* EXTRACTED INFORMATION:
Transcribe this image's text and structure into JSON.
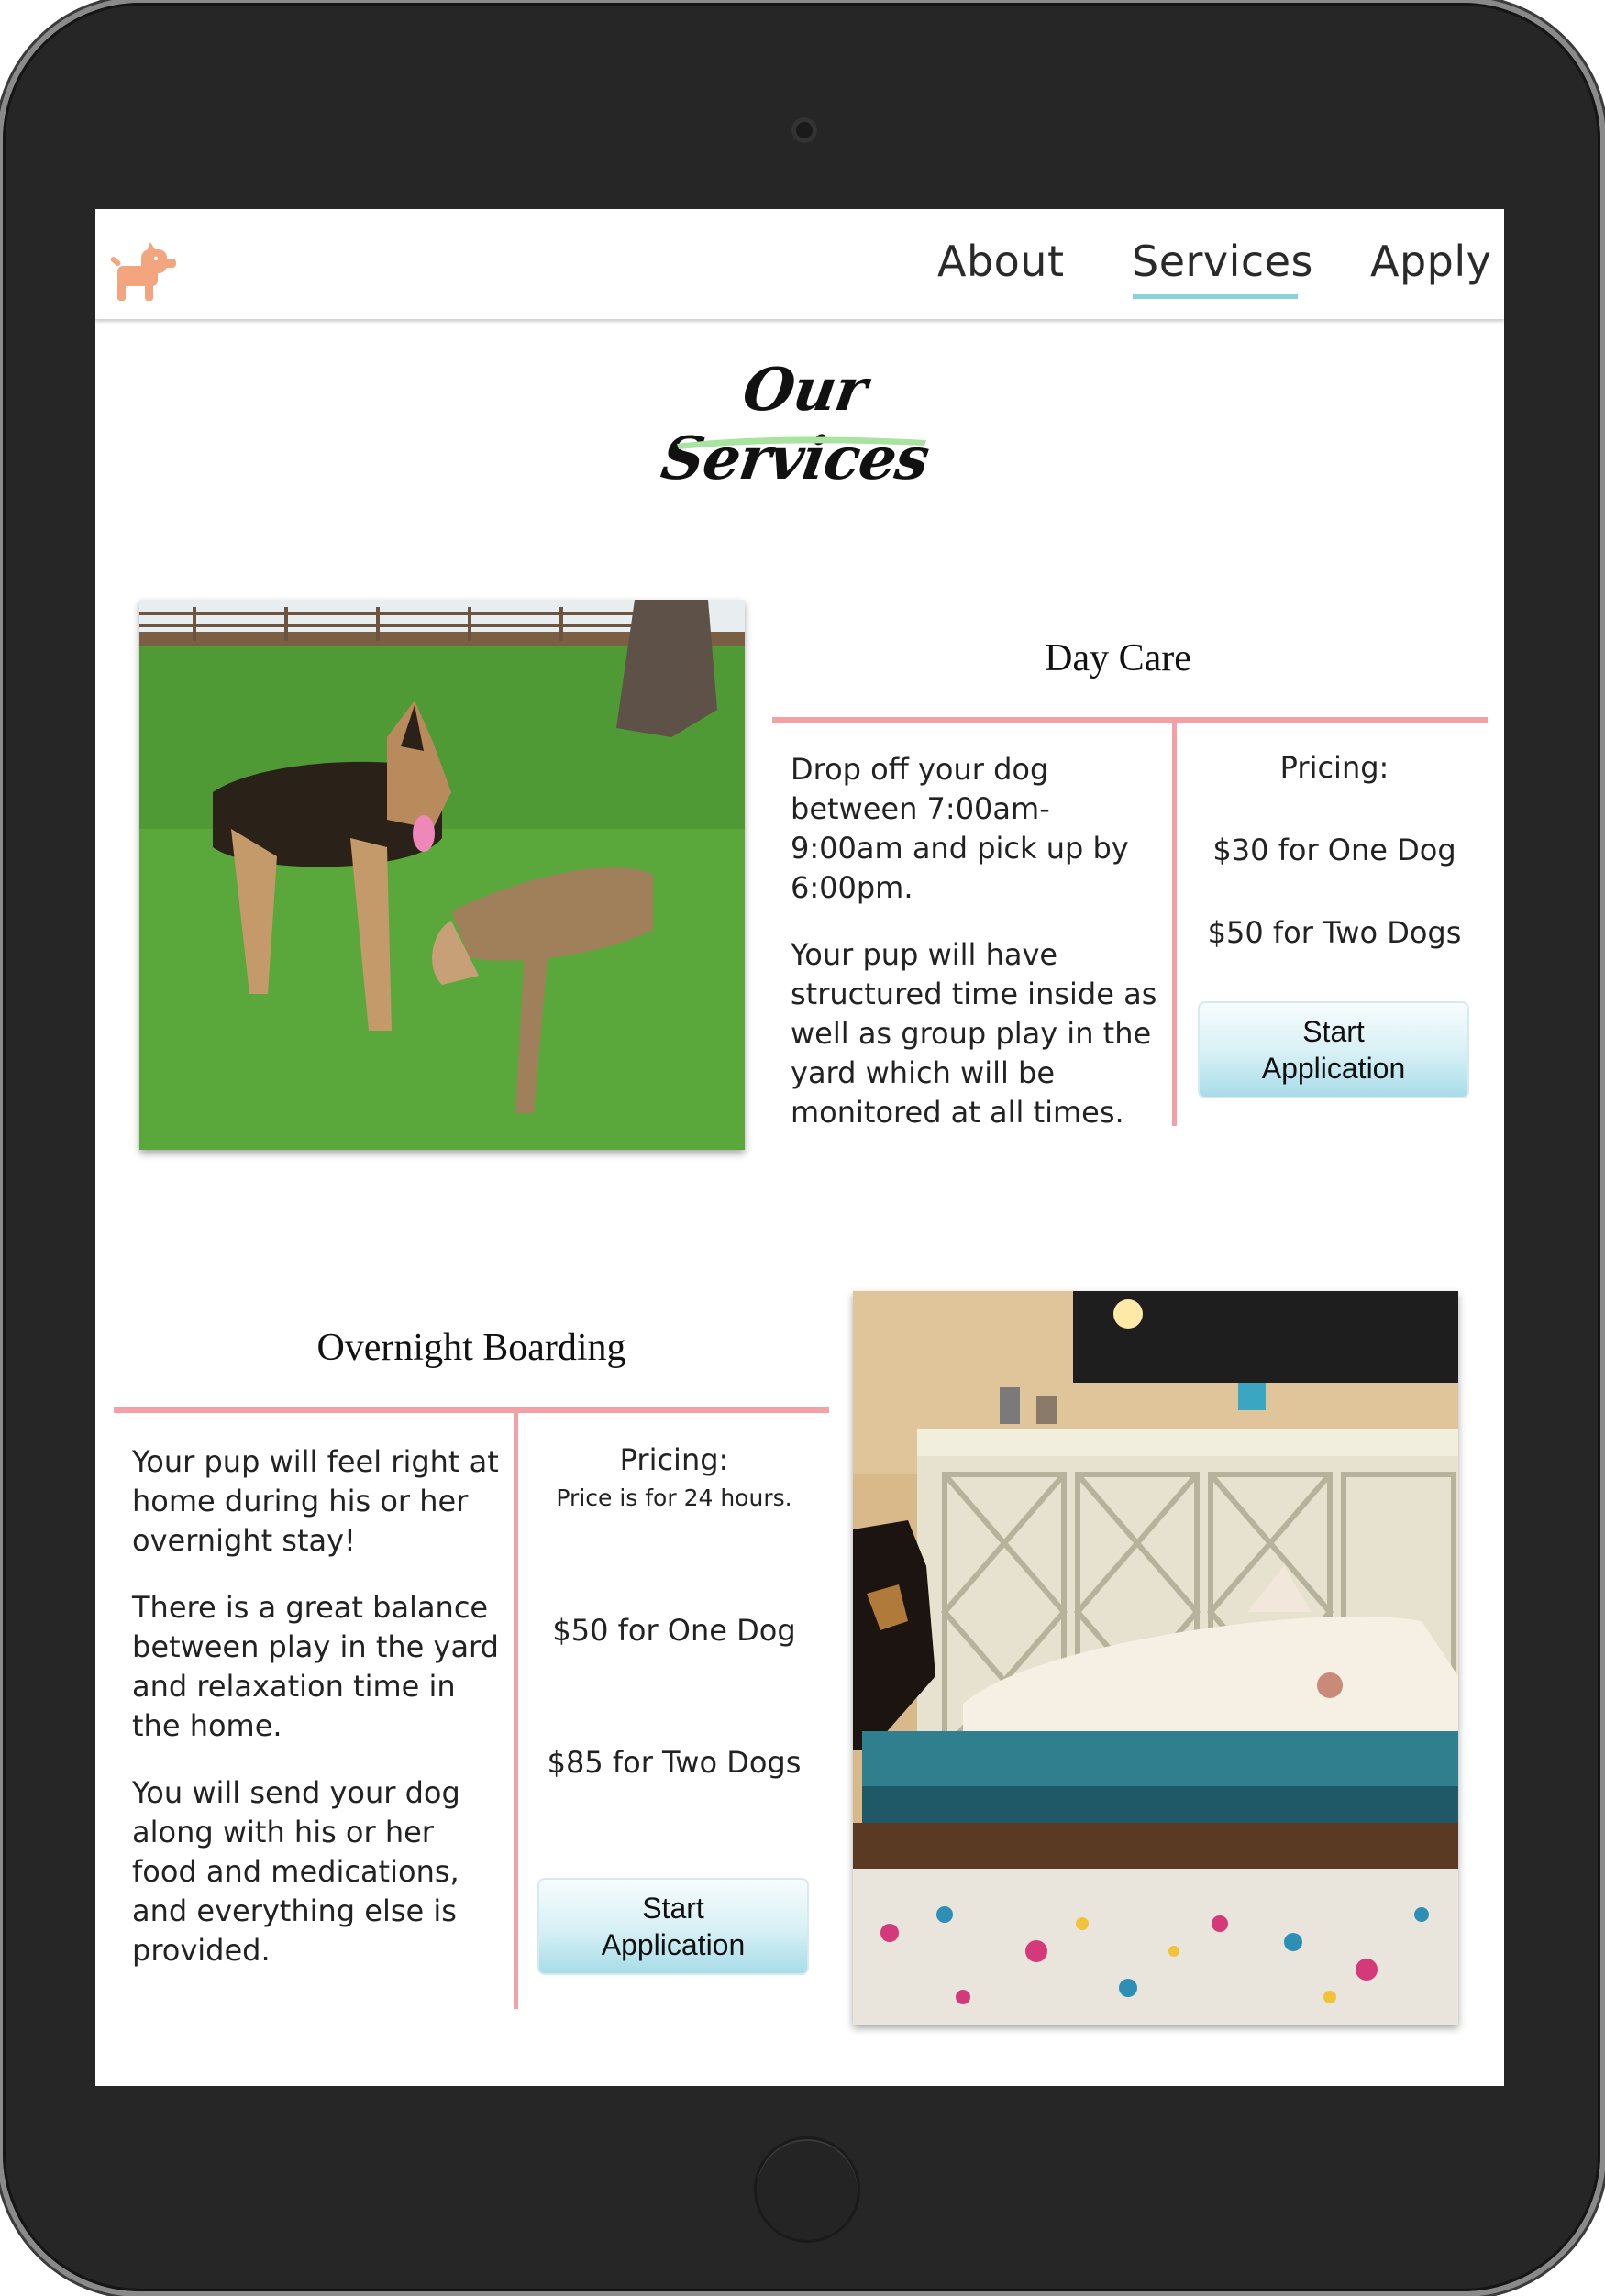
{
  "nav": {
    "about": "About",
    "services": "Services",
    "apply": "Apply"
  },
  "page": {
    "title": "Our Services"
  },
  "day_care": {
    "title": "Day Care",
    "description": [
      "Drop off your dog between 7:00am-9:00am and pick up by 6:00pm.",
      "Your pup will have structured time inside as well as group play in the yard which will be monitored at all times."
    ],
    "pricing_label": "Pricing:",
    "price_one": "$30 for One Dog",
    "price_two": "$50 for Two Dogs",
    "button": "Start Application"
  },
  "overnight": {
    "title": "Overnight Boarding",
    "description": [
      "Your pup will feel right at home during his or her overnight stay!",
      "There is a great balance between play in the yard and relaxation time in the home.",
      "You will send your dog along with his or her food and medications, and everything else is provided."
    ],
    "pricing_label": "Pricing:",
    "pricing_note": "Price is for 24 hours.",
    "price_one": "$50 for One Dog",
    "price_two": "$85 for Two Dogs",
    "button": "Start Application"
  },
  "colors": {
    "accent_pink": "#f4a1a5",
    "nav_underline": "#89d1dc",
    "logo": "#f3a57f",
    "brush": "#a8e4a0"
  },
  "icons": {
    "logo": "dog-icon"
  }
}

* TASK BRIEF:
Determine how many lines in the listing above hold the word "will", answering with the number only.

* RESULT OF THIS EXERCISE:
3